Second Grade Teacher
B.A., Early Childhood Education, Columbia College Chicago
What do you enjoy most about teaching?
The students. I love getting to know my students and watching them grow over the year academically, socially, and emotionally. My absolute favorite is any “a ha!” moment, big or small. It’s so great to see a student realize their abilities.
Why do you choose to work at MPA?
I choose to work at MPA because of the importance that world awareness has for our mission and our community. Travel has always been very important for my husband and me. As kids, we didn’t get to see much outside of Illinois and the surrounding states, so it was eye-opening to travel outside of the U.S. for the first time.
The first time I traveled internationally, I went to Fiji. As many past students know, I have a deep love for a small island in Fiji called Vorovoro. I often focus our Global Week study on Fiji and learning all about the beautiful people, land, and culture while incorporating my experience and even a special message from a Fijian friend who I keep in touch with.
What is the most important lesson you want students to learn in your class?

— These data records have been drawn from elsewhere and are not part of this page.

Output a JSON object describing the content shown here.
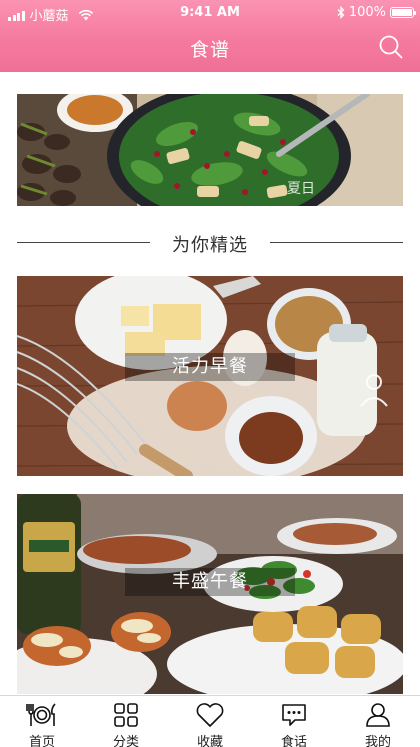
{
  "status_bar": {
    "carrier": "小蘑菇",
    "time": "9:41 AM",
    "battery": "100%"
  },
  "header": {
    "title": "食谱",
    "search_icon": "search-icon",
    "bg_color": "#f57aa0"
  },
  "banner": {
    "caption": "夏日"
  },
  "section": {
    "title": "为你精选"
  },
  "cards": [
    {
      "label": "活力早餐"
    },
    {
      "label": "丰盛午餐"
    }
  ],
  "tabbar": {
    "items": [
      {
        "label": "首页",
        "icon": "dining-icon"
      },
      {
        "label": "分类",
        "icon": "grid-icon"
      },
      {
        "label": "收藏",
        "icon": "heart-icon"
      },
      {
        "label": "食话",
        "icon": "chat-icon"
      },
      {
        "label": "我的",
        "icon": "user-icon"
      }
    ]
  }
}
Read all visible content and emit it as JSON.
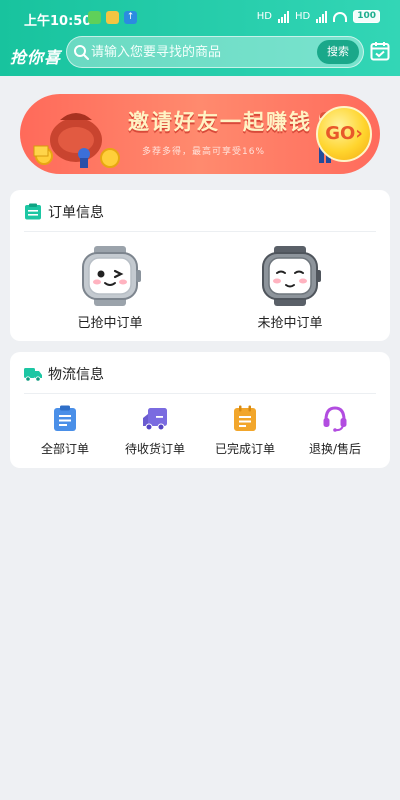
{
  "status_bar": {
    "time": "上午10:50",
    "battery": "100",
    "signal_1": "HD",
    "signal_2": "HD"
  },
  "header": {
    "logo_text": "抢你喜",
    "search_placeholder": "请输入您要寻找的商品",
    "search_button": "搜索"
  },
  "banner": {
    "title": "邀请好友一起赚钱",
    "subtitle": "多荐多得，最高可享受16%",
    "go_label": "GO›"
  },
  "orders_card": {
    "title": "订单信息",
    "items": [
      {
        "label": "已抢中订单"
      },
      {
        "label": "未抢中订单"
      }
    ]
  },
  "logistics_card": {
    "title": "物流信息",
    "items": [
      {
        "label": "全部订单",
        "icon": "clipboard-icon",
        "color": "#4a8fe8"
      },
      {
        "label": "待收货订单",
        "icon": "delivery-truck-icon",
        "color": "#7a6be0"
      },
      {
        "label": "已完成订单",
        "icon": "completed-doc-icon",
        "color": "#f2a62b"
      },
      {
        "label": "退换/售后",
        "icon": "headset-icon",
        "color": "#b24de0"
      }
    ]
  },
  "colors": {
    "accent": "#1cc6a3",
    "banner": "#ff6b5c",
    "background": "#eef0f3"
  }
}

The most important lesson I would like students in my class to learn is based around our class values: Always work on being confident, having integrity, and being a leader. With these three values we can achieve anything we choose to go after.
These also play into world awareness: When we travel, we have to be aware of other cultures and show respect to that culture. In second grade, integrity means doing the right thing when no one is looking. I hope this evolves into my students going out and exploring their world, but always doing it in a way that builds their confidence, shows their integrity, and allows them to be a leader in their own learning.
What experiences had the most influence on you?
We traveled to Fiji and Vorovoro recently with a group called Bridge the Gap. They bring people there from all over the globe for an educational cultural experience. At times this looks like college students studying the local culture, agriculture, and social aspects of the country. At other times, it’s groups of families coming together from all over the world to appreciate the Vorovoro culture.
While we were there, I watched my children and other families’ children play and learn alongside the Fijian children. It was absolutely beautiful. All coming from different parts of the world, knowing different ways of life but yet having so much fun learning and growing together.
I try to remember this daily in my classroom and hold space for each student’s unique background as they navigate their educational journeys.